Founded by Anna Lewis and Oliver Brooks, who are also the team behind the online book publishing service, CompletelyNovel.com, ValoBox’s pay-as-you-go model sets out to solve the problem of “how to get hold of expert content when you’re short on time and money”.
It does this by making available the eBook content it sells via a standard web browser (or in the cloud), which in turn means that ValoBox is able to offer a completely different purchasing and consumption model. Users can search the full text of a book, then buy and read only the parts they want, all from within ValoBox’s online reader, which can be accessed at anytime via any supporting web browser. That means no downloads, or the upfront cost of the full eBook. Cleverly, if a user does go on to buy the whole book on ValoBox, it shouldn’t work out more expensive, as whatever they’ve already spent will be discounted from the total purchase price.
Social media sharing is built-in to encourage users to share their purchases, and there is an embeddable widget for blogs etc., too. As a further incentive, ValoBox offers a 25% affiliate revenue share if others go on to make a purchase.
In terms of competitors, there are other companies who offer a way to consume eBooks through a web browser, though ValoBox thinks it is pretty unique with its pay-as-you-go model.
Otherwise, there’s the likes of Safari Books and 24Symbols, which offer an eBook subscription service, which as Lewis tells me, is “great for heavy book buyers, but ValoBox works for people who want to quickly access some content, and for whom a long-term commitment doesn’t make sense”.

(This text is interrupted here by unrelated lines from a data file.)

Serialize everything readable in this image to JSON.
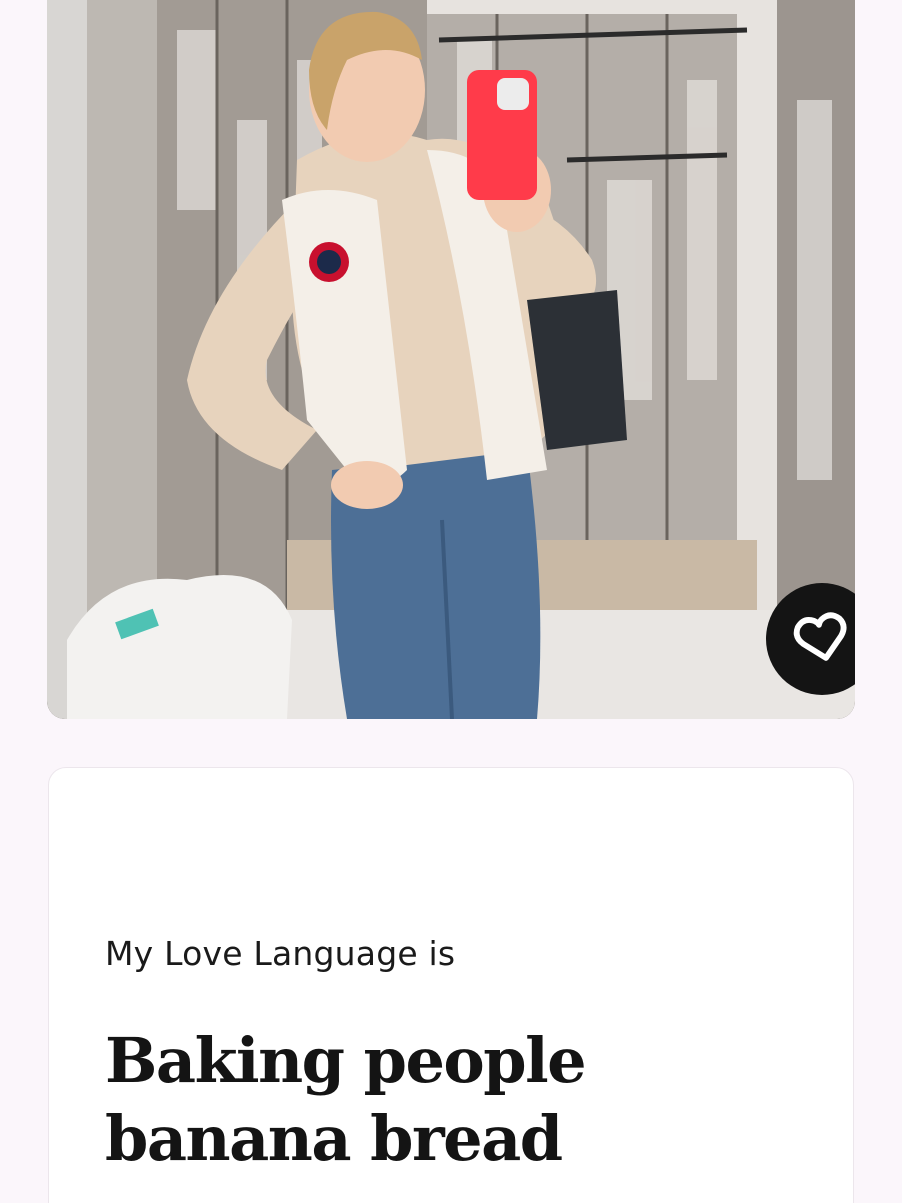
{
  "profile": {
    "photo": {
      "description_icon": "photo-image",
      "like_button_icon": "heart-icon"
    },
    "prompt": {
      "question": "My Love Language is",
      "answer": "Baking people banana bread"
    }
  },
  "colors": {
    "background": "#fbf6fb",
    "like_button": "#141414",
    "card": "#ffffff",
    "text": "#141414"
  }
}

That may particularly apply to educational and similar non-fiction content — hence today’s starting lineup of publishers — and to that end, ValoBox says it’s also running private trials with a number of other major educational and trade publishers.